We now know that in 2000, 1 in every 88 babies born in America that year went on to develop an autism spectrum disorder. And yet, our country spent barely $50 million on research for autism that year. Our community pushed the United States Congress and with heavy lifting, the federal government now appropriates close to $235 million per year to the National Institutes of Health, the Centers for Disease Control, the Department of Health and Human Services, and the Department of Defense for research and services related to autism.
Prior to 2007, just one state required health insurance companies to provide access to the healthcare treatments and therapies that people with autism need. These are treatments and therapies prescribed by medical professionals, but almost all health policies in the United States specifically excluded the treatment of autism. With hard work and dedication of volunteers all over the nation, 32 states have now improved healthcare access for individuals with autism.
These changes came about with the passage of new laws. Autism IS political, whether you realize it, or not.
Why? Because individuals with autism obtain assistance from a variety of public agencies at the federal, state and local level. Because our children receive special education services which are governed by our local school boards and each state’s Department of Education. Because many of our children and adults receive services through Medicaid. Because legal reform is required to right the inequities our community has consistently faced.
We must act.
Issues of interest to the autism community are being discussed in almost every department at a federal and state level. The problem is that when these conversations take place, the issues of how they involve autism, or impact the autism community, aren’t being discussed enough considering how many Americans autism affects. We can change that conversation. And we should.
We want the conversation.
Over the last 38 days, we have posted information about Election Day around the corner on November 6th. We have encouraged people to sign up for our Advocacy program. We have encouraged them to register to vote. We have encouraged them to talk to their family and friends and let them know why autism is such an important issue and why it should be part of this process. We have asked them to interact with candidates on social media and in person at rallies and events so that they see our community everywhere they turn.
We are not telling anyone how to vote; everyone looks at the issues of the day differently. For some, autism is a defining experience, while for others it is not. What we are saying is to think, engage, and go to the polls. Make your voice heard.
Our public officials have yet to figure out this word problem: “If one person with autism has 10 registered voters who care about them and autism affects 1 in 88 children nationwide – why am I not talking about solutions for the autism community?”
It is long past time for our lawmakers to listen, but in order for them to listen we must first speak – and we have less than 50 days to do that now.
We want a President – a Senate – a Congress – all public officials in our country to recognize autism as the urgent public health crisis it is.
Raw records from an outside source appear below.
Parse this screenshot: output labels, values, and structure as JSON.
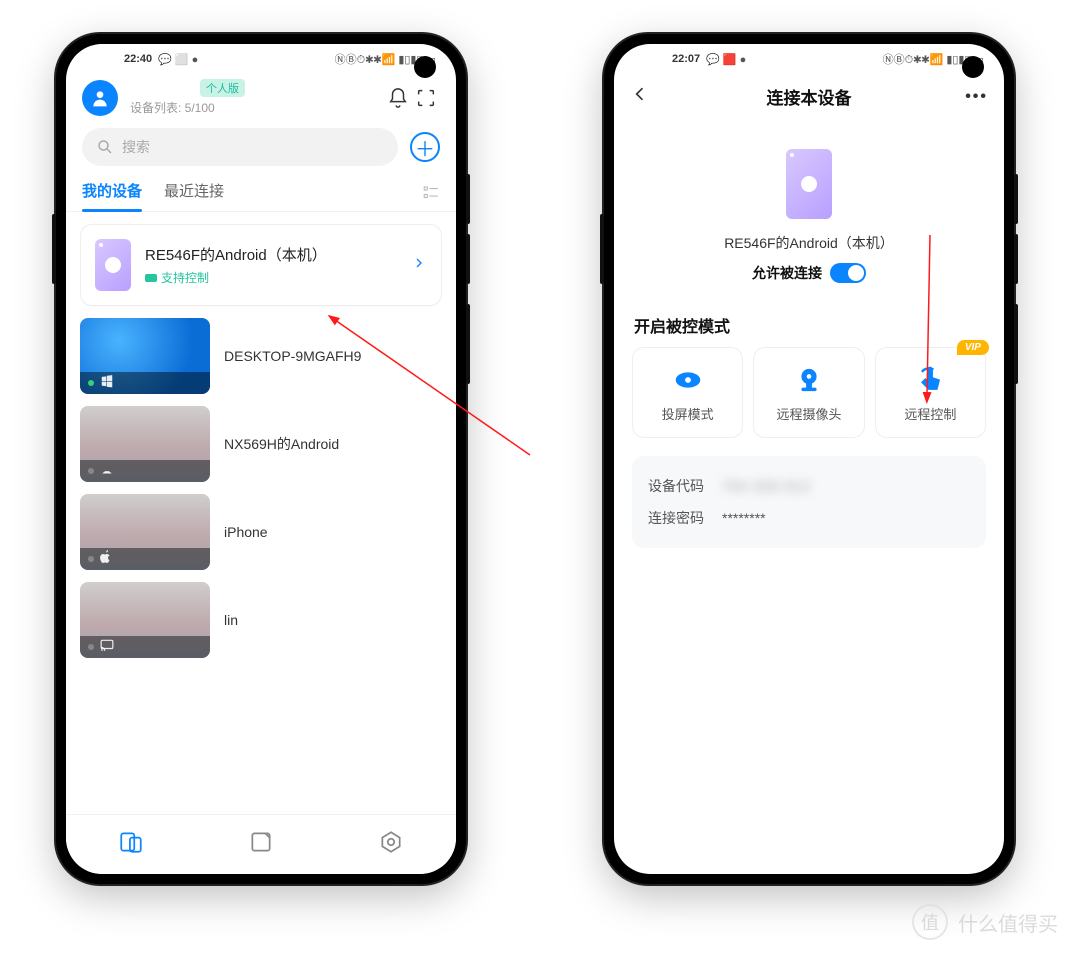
{
  "left": {
    "statusbar": {
      "time": "22:40"
    },
    "plan_badge": "个人版",
    "device_count": "设备列表: 5/100",
    "search_placeholder": "搜索",
    "tabs": {
      "mine": "我的设备",
      "recent": "最近连接"
    },
    "main_device": {
      "name": "RE546F的Android（本机）",
      "sub": "支持控制"
    },
    "others": [
      {
        "name": "DESKTOP-9MGAFH9",
        "os": "windows",
        "online": true
      },
      {
        "name": "NX569H的Android",
        "os": "android",
        "online": false
      },
      {
        "name": "iPhone",
        "os": "apple",
        "online": false
      },
      {
        "name": "lin",
        "os": "cast",
        "online": false
      }
    ]
  },
  "right": {
    "statusbar": {
      "time": "22:07"
    },
    "title": "连接本设备",
    "device_name": "RE546F的Android（本机）",
    "allow_label": "允许被连接",
    "section": "开启被控模式",
    "modes": {
      "cast": "投屏模式",
      "camera": "远程摄像头",
      "control": "远程控制",
      "vip": "VIP"
    },
    "code_label": "设备代码",
    "code_value": "754 328 912",
    "pass_label": "连接密码",
    "pass_value": "********"
  },
  "watermark": "什么值得买"
}
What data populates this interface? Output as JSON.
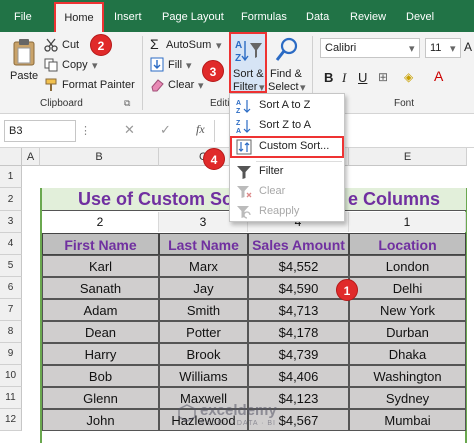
{
  "tabs": [
    {
      "label": "File",
      "active": false
    },
    {
      "label": "Home",
      "active": true
    },
    {
      "label": "Insert",
      "active": false
    },
    {
      "label": "Page Layout",
      "active": false
    },
    {
      "label": "Formulas",
      "active": false
    },
    {
      "label": "Data",
      "active": false
    },
    {
      "label": "Review",
      "active": false
    },
    {
      "label": "Devel",
      "active": false
    }
  ],
  "clipboard": {
    "paste": "Paste",
    "cut": "Cut",
    "copy": "Copy",
    "format_painter": "Format Painter",
    "group_label": "Clipboard"
  },
  "editing": {
    "autosum": "AutoSum",
    "fill": "Fill",
    "clear": "Clear",
    "sort_filter_line1": "Sort &",
    "sort_filter_line2": "Filter",
    "find_select_line1": "Find &",
    "find_select_line2": "Select",
    "group_label": "Editi"
  },
  "font": {
    "family": "Calibri",
    "size": "11",
    "group_label": "Font"
  },
  "formula_bar": {
    "name_box": "B3",
    "fx": "fx"
  },
  "sort_menu": {
    "items": [
      {
        "label": "Sort A to Z",
        "enabled": true,
        "highlighted": false
      },
      {
        "label": "Sort Z to A",
        "enabled": true,
        "highlighted": false
      },
      {
        "label": "Custom Sort...",
        "enabled": true,
        "highlighted": true
      },
      {
        "label": "Filter",
        "enabled": true,
        "highlighted": false
      },
      {
        "label": "Clear",
        "enabled": false,
        "highlighted": false
      },
      {
        "label": "Reapply",
        "enabled": false,
        "highlighted": false
      }
    ]
  },
  "badges": [
    "1",
    "2",
    "3",
    "4"
  ],
  "sheet": {
    "columns": [
      "A",
      "B",
      "C",
      "D",
      "E"
    ],
    "rows": [
      "1",
      "2",
      "3",
      "4",
      "5",
      "6",
      "7",
      "8",
      "9",
      "10",
      "11",
      "12"
    ],
    "title": "Use of Custom So",
    "title_tail": "e Columns",
    "order_row": [
      "2",
      "3",
      "4",
      "1"
    ],
    "headers": [
      "First Name",
      "Last Name",
      "Sales Amount",
      "Location"
    ],
    "data": [
      [
        "Karl",
        "Marx",
        "$4,552",
        "London"
      ],
      [
        "Sanath",
        "Jay",
        "$4,590",
        "Delhi"
      ],
      [
        "Adam",
        "Smith",
        "$4,713",
        "New York"
      ],
      [
        "Dean",
        "Potter",
        "$4,178",
        "Durban"
      ],
      [
        "Harry",
        "Brook",
        "$4,739",
        "Dhaka"
      ],
      [
        "Bob",
        "Williams",
        "$4,406",
        "Washington"
      ],
      [
        "Glenn",
        "Maxwell",
        "$4,123",
        "Sydney"
      ],
      [
        "John",
        "Hazlewood",
        "$4,567",
        "Mumbai"
      ]
    ]
  },
  "watermark": "exceldemy",
  "watermark_sub": "EXCEL · DATA · BI",
  "colors": {
    "excel_green": "#217346",
    "title_purple": "#7030a0",
    "header_fill": "#bfbfbf",
    "data_fill": "#d0cece",
    "badge_red": "#e02a2a"
  }
}
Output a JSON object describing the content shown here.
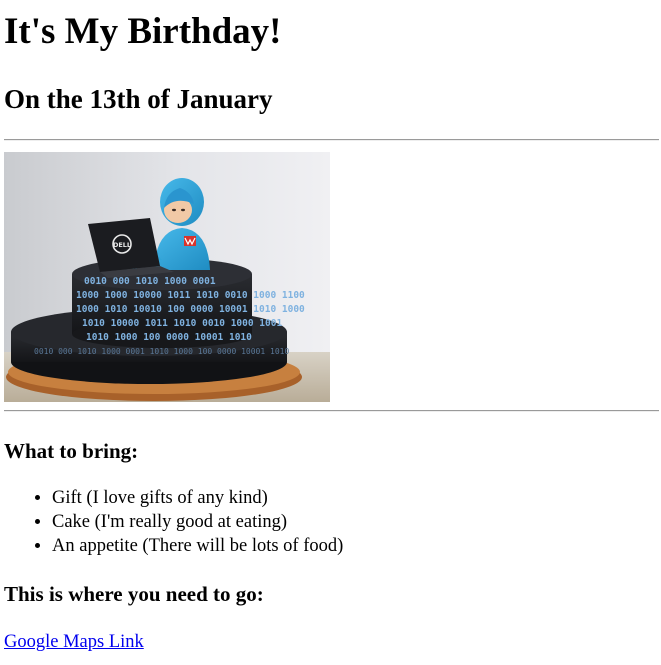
{
  "heading": {
    "title": "It's My Birthday!",
    "subtitle": "On the 13th of January"
  },
  "photo": {
    "alt": "Cake with a figure in a blue hoodie on a Dell laptop",
    "laptop_brand": "DELL",
    "binary_rows": [
      "0010 000 1010 1000 0001",
      "1000 1000 10000 1011 1010 0010 1000 1100",
      "1000 1010 10010 100 0000 10001 1010 1000",
      "1010 10000 1011 1010 0010 1000 1001",
      "1010 1000 100 0000 10001 1010"
    ],
    "colors": {
      "hoodie": "#2fa4d8",
      "cake": "#1d1e22",
      "board": "#c47a3a",
      "binary_text": "#7fb2e0"
    }
  },
  "bring": {
    "heading": "What to bring:",
    "items": [
      "Gift (I love gifts of any kind)",
      "Cake (I'm really good at eating)",
      "An appetite (There will be lots of food)"
    ]
  },
  "location": {
    "heading": "This is where you need to go:",
    "link_text": "Google Maps Link",
    "link_color": "#0000ee"
  }
}
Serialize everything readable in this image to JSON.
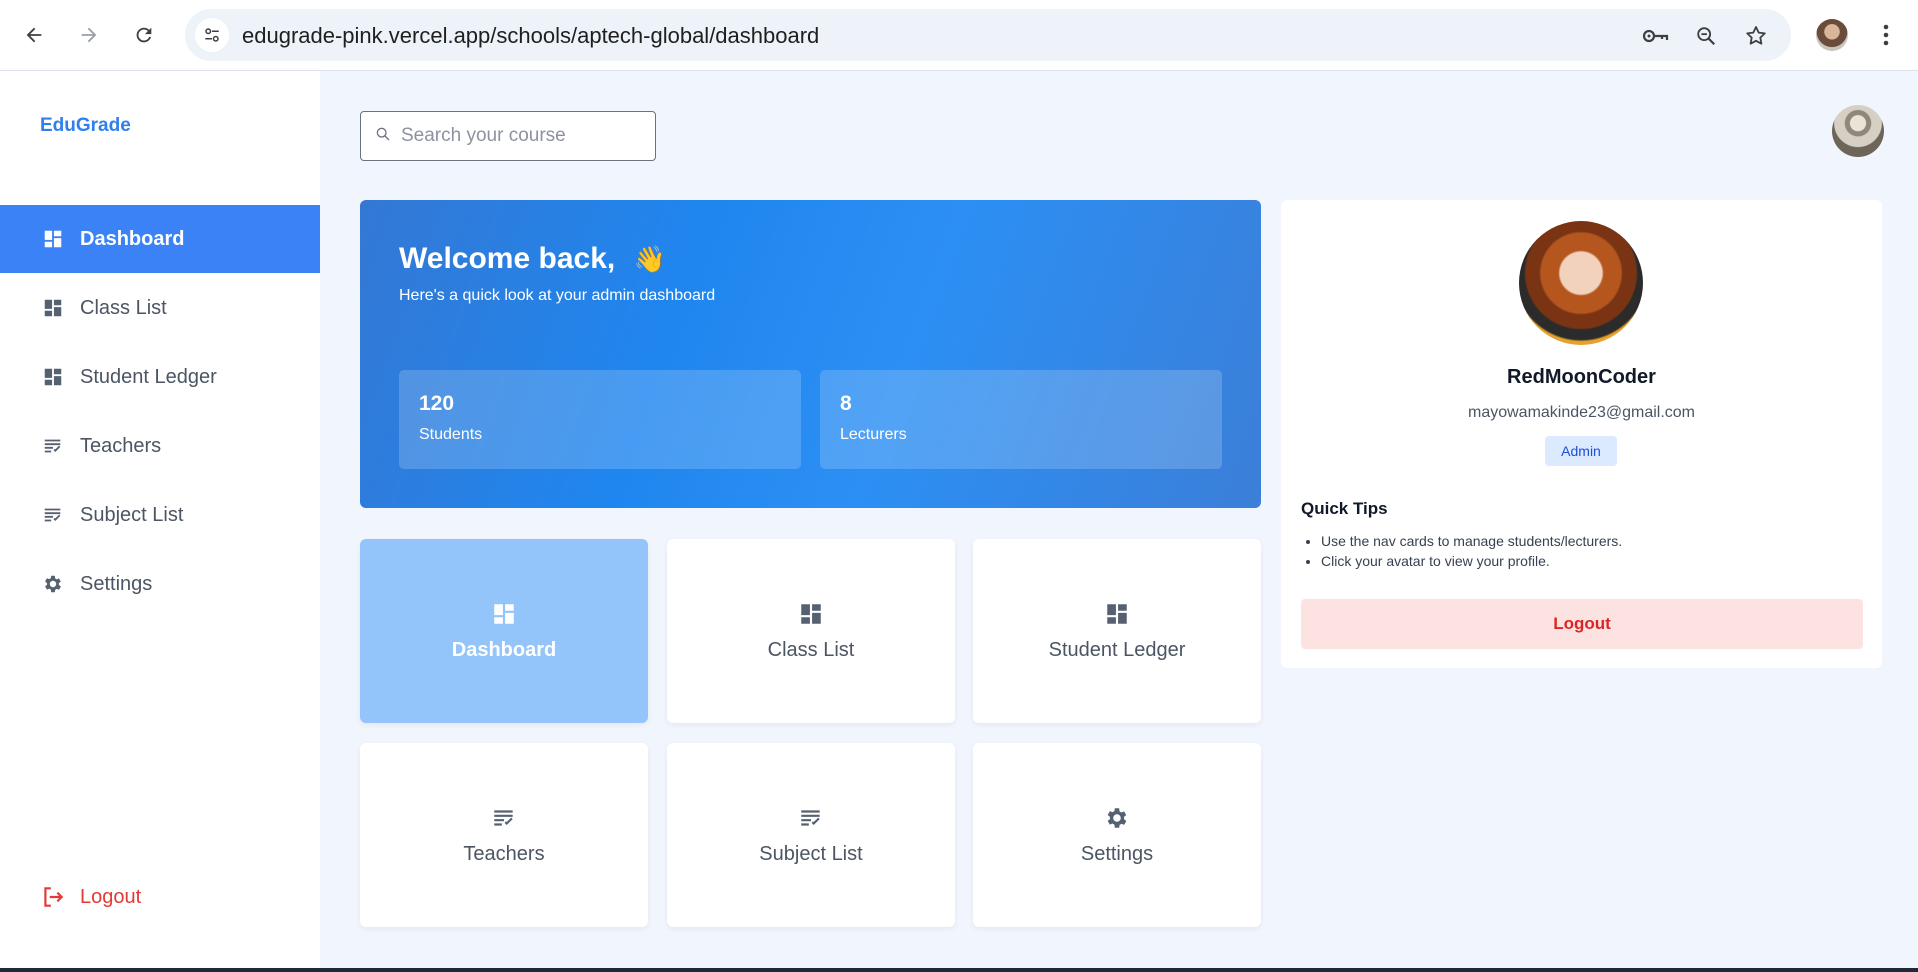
{
  "browser": {
    "url": "edugrade-pink.vercel.app/schools/aptech-global/dashboard",
    "icons": [
      "back-icon",
      "forward-icon",
      "reload-icon",
      "site-settings-icon",
      "password-key-icon",
      "zoom-icon",
      "bookmark-star-icon",
      "profile-avatar",
      "menu-kebab-icon"
    ]
  },
  "sidebar": {
    "brand": "EduGrade",
    "items": [
      {
        "label": "Dashboard",
        "icon": "dashboard-icon",
        "active": true
      },
      {
        "label": "Class List",
        "icon": "dashboard-icon",
        "active": false
      },
      {
        "label": "Student Ledger",
        "icon": "dashboard-icon",
        "active": false
      },
      {
        "label": "Teachers",
        "icon": "list-check-icon",
        "active": false
      },
      {
        "label": "Subject List",
        "icon": "list-check-icon",
        "active": false
      },
      {
        "label": "Settings",
        "icon": "gear-icon",
        "active": false
      }
    ],
    "logout": "Logout"
  },
  "search": {
    "placeholder": "Search your course",
    "value": ""
  },
  "welcome": {
    "title": "Welcome back,",
    "emoji": "👋",
    "subtitle": "Here's a quick look at your admin dashboard",
    "stats": [
      {
        "value": "120",
        "label": "Students"
      },
      {
        "value": "8",
        "label": "Lecturers"
      }
    ]
  },
  "tiles": [
    {
      "label": "Dashboard",
      "icon": "dashboard-icon",
      "active": true
    },
    {
      "label": "Class List",
      "icon": "dashboard-icon",
      "active": false
    },
    {
      "label": "Student Ledger",
      "icon": "dashboard-icon",
      "active": false
    },
    {
      "label": "Teachers",
      "icon": "list-check-icon",
      "active": false
    },
    {
      "label": "Subject List",
      "icon": "list-check-icon",
      "active": false
    },
    {
      "label": "Settings",
      "icon": "gear-icon",
      "active": false
    }
  ],
  "profile": {
    "name": "RedMoonCoder",
    "email": "mayowamakinde23@gmail.com",
    "role": "Admin",
    "tips_title": "Quick Tips",
    "tips": [
      "Use the nav cards to manage students/lecturers.",
      "Click your avatar to view your profile."
    ],
    "logout": "Logout"
  },
  "colors": {
    "accent": "#3b82f6",
    "brand": "#2f80ed",
    "tile_active": "#93c5fb",
    "logout_red": "#e53935",
    "badge_bg": "#dbeafe"
  }
}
Autism Speaks encourages all Americans to ask candidates, “How will you make a difference for those living with autism?” Watch this video and share it on your favorite form of social media.
Make sure that you are registered to vote on 11.6.12. Make sure you involve your friends and family in this incredibly important democratic process. Sign up at http://advocacy.autismvotes.org/register to find out how you can do more at a local, state and federal level. Like us on Facebook and follow us on Twitter.
Get involved – so you can change your circumstances and make the world a better place for all of those living with autism in our country – today.